* WORK REQUIRED: Gather, from the data below, each line in which the word "heading" occurs.

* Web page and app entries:
^^^^^^^^

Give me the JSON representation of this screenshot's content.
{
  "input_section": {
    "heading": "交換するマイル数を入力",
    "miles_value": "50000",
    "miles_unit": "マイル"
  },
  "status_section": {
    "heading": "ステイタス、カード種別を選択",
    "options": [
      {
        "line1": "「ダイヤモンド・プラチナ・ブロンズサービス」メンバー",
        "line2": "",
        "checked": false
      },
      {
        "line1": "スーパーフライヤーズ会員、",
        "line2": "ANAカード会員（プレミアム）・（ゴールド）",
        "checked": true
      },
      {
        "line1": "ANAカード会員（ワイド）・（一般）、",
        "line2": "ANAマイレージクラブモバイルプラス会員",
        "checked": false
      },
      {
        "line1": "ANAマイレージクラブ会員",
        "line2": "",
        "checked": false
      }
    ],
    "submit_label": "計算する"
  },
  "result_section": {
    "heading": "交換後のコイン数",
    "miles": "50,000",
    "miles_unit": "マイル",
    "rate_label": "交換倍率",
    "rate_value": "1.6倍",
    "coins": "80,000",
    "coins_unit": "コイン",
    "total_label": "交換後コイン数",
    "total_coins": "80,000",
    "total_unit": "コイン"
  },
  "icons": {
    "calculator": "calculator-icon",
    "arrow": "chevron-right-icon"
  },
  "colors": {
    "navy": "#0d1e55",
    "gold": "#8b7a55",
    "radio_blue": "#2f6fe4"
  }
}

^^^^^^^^

* TASK RESULT:
    "heading": "交換するマイル数を入力",
    "heading": "ステイタス、カード種別を選択",
    "heading": "交換後のコイン数",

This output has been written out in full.